A concert on the kayaks off the Atlantic Seaboard, is being organised to support independent water testing on the coastline.
The concert features guitarist Derek Gripper and all concert goers will watch the show from floating kayaks.
All the proceeds will go to Water Watch SA, a pilot project doing independent testing of water quality (“Ocean choking on sewage,” Atlantic Sun, November 24 2016).
The concert was supposed to take place on Sunday February 26 but was postponed to Sunday March 5 due to heavy winds.
One of Water Watch SA’s founders, Steve Kromberg, said the City of Cape Town still hadn’t updated people on the sewage issue since December 7 when it had claimed to be waiting for a CSIR test report that had been expected in late December.
Mr Kromberg that the concert was the brainchild of Sea Point resident Paul Lipschitz, who has been supporting Water Watch SA for some time.
“We are also honoured to be associated with Derek Gripper, who has done so much to take classical guitar into the African mainstream. Any such initiative that raises public awareness of the issue is very positive. Since we created a voluntary reporting form on our Facebook page, 27 people have reported symptoms of illness which they believe result from being in the sea around Cape Town. While we do not verify these reports, it shows a high level public concern.”
According to Water Watch SA, the City pumps at least 50 million litres of sewage a day into the ocean off Green Point, Camps Bay and Hout Bay. All of the sewage in the City Bowl ends up in the Atlantic Ocean.

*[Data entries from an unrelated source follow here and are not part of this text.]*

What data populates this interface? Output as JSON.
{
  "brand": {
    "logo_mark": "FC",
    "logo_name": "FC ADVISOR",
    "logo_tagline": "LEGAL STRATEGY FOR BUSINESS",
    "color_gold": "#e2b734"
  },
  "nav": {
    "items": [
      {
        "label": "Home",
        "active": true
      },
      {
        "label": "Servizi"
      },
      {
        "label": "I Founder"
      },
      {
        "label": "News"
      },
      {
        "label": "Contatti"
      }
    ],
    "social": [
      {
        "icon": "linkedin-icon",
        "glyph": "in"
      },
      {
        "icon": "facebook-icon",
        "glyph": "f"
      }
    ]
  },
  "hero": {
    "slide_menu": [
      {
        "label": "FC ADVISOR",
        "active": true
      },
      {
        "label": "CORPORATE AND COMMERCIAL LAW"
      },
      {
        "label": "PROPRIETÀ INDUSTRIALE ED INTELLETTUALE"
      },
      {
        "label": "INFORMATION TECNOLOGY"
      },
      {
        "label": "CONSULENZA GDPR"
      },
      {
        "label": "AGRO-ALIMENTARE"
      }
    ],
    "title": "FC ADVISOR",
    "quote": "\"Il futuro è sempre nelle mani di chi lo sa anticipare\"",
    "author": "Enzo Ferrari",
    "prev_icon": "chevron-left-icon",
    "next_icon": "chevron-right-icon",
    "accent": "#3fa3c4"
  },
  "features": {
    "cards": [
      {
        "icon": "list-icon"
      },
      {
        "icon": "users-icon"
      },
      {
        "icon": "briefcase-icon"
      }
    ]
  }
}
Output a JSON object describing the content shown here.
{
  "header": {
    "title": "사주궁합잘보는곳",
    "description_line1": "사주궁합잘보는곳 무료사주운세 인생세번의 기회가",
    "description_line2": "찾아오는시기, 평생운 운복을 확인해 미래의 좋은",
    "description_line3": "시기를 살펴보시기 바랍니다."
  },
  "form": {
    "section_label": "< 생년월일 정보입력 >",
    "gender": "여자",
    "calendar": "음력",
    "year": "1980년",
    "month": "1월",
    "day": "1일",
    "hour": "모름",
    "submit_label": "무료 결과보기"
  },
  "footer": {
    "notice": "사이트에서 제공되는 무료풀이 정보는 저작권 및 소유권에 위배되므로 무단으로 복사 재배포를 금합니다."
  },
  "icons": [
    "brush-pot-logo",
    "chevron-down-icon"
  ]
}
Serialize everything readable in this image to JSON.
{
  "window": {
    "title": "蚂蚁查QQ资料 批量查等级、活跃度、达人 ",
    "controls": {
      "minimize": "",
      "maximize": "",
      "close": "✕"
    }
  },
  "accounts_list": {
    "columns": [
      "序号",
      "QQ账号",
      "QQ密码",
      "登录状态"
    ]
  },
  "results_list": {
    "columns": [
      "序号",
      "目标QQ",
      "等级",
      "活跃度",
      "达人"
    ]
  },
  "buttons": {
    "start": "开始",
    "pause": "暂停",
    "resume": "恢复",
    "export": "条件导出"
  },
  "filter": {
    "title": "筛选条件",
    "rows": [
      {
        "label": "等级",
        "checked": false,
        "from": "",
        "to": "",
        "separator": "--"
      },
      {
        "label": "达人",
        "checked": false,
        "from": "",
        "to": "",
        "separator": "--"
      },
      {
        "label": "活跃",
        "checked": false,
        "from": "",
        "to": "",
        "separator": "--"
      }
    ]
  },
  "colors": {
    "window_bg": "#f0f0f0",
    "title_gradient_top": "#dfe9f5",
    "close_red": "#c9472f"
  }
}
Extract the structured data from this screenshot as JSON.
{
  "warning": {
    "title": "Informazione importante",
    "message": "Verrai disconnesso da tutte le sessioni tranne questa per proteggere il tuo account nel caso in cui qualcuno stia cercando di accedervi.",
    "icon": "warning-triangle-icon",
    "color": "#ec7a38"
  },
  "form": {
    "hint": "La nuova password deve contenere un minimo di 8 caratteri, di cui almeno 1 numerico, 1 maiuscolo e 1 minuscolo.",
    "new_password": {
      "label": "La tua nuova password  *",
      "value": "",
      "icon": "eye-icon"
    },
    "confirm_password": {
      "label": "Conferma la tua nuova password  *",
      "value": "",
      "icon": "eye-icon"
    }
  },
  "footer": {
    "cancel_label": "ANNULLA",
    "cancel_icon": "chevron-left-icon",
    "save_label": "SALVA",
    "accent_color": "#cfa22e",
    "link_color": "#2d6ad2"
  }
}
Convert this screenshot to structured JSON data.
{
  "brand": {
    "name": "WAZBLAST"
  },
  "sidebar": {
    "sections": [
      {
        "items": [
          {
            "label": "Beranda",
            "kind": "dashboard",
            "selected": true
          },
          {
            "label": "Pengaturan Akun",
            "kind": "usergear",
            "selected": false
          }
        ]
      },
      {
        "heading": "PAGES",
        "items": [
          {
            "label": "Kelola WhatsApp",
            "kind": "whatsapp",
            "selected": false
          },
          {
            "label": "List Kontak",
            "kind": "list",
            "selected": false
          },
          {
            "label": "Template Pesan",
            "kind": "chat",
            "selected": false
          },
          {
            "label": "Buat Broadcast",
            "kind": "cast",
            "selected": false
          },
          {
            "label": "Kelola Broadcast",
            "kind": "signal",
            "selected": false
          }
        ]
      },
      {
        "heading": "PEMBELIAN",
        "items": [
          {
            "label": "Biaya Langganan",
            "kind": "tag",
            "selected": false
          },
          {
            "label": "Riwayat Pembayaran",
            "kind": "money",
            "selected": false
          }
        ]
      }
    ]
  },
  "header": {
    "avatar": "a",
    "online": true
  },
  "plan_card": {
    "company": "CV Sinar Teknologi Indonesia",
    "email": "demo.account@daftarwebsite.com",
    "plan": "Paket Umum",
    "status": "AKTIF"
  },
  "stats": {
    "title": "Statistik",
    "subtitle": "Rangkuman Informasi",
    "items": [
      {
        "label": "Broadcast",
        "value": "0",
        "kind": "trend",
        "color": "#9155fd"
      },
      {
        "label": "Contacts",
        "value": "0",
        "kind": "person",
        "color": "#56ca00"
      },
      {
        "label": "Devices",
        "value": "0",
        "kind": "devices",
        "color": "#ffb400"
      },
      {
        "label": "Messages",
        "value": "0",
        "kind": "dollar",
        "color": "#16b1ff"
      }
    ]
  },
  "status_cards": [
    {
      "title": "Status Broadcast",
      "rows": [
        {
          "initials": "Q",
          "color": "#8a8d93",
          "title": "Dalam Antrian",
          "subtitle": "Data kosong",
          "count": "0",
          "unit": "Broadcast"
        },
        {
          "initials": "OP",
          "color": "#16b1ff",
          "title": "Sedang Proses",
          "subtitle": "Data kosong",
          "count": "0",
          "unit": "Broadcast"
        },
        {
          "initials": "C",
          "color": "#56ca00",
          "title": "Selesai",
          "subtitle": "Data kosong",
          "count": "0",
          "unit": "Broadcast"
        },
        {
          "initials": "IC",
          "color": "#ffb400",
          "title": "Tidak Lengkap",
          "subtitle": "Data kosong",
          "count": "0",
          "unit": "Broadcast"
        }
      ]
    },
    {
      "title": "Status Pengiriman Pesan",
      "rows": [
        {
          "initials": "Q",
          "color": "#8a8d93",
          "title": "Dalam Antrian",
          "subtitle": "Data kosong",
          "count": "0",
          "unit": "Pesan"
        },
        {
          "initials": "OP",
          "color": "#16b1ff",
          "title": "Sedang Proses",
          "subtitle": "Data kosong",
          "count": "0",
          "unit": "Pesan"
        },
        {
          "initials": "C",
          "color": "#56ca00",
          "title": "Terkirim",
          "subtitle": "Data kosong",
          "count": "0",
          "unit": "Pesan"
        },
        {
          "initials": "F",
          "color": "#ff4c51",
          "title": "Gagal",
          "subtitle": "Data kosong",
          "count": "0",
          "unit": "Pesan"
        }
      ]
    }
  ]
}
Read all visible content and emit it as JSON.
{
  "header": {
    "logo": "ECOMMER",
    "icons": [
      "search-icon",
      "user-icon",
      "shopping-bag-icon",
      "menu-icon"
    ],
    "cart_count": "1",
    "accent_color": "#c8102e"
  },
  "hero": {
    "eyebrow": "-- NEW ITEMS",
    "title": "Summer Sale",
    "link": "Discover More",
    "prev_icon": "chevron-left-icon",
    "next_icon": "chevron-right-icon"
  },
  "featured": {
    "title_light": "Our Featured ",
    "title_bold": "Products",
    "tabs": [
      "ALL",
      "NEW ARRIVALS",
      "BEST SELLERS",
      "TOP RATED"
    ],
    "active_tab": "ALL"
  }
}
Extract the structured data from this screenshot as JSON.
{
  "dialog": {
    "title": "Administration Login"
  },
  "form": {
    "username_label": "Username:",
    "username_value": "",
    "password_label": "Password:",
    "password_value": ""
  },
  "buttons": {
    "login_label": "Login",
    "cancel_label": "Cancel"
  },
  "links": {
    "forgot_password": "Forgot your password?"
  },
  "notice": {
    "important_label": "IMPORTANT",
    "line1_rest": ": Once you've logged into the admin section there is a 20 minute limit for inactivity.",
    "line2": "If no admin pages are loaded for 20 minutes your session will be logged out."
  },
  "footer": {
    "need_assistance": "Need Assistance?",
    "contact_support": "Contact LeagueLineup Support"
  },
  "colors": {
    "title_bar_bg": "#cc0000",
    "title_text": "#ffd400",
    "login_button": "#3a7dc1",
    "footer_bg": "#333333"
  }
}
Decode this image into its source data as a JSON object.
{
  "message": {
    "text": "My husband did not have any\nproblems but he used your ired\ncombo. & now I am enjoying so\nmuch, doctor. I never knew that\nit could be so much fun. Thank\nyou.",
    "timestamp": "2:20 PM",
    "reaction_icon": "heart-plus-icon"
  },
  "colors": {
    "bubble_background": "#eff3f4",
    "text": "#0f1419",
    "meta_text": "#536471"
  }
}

Water Watch SA is concerned about the effects of this sewage on water users.
Since the project began at the end of last year, Water Watch SA has been doing independent testing off Camps Bay and Clifton.
Mr Lipschitz said he was happy to do anything to help Water Watch SA. “It is a serious problem and no one is doing anything about it. We were out there one day on kayaks while they were shooting a documentary of the problem.”
Mr Lipschitz said anyone could come in their own kayaks to the concert, although most of the tickets had been sold already. The event is also dependent on the weather.
Stuart Diamond, the acting mayoral committee member for informal settlements, water and waste services, and energy, said the City’s water testing was adequate.
“The City remains committed to performing the testing required in terms of the South African water quality guidelines for coastal marine waters in order to determine long-term water quality trends. Weekly or bi-monthly testing is sufficient to determine whether there are any persistent water quality issues,” he said.
Spikes in E.coli, the bacteria indicating the presence of faecal matter, were recorded from time to time, he said, especially after rain had washed pollution into the sea, but in most cases these incidents were short-lived.
Nevertheless, signs were posted near beach stormwater outlets in such cases to warn beach users that water might be contaminated. Dave Bryant, the ward councillor in the Three Anchor Bay area, said: “Any person who has information to suggest that the sea water has had a negative impact on their health is welcome to mail me directly and I will take this up with the relevant officials on their behalf.”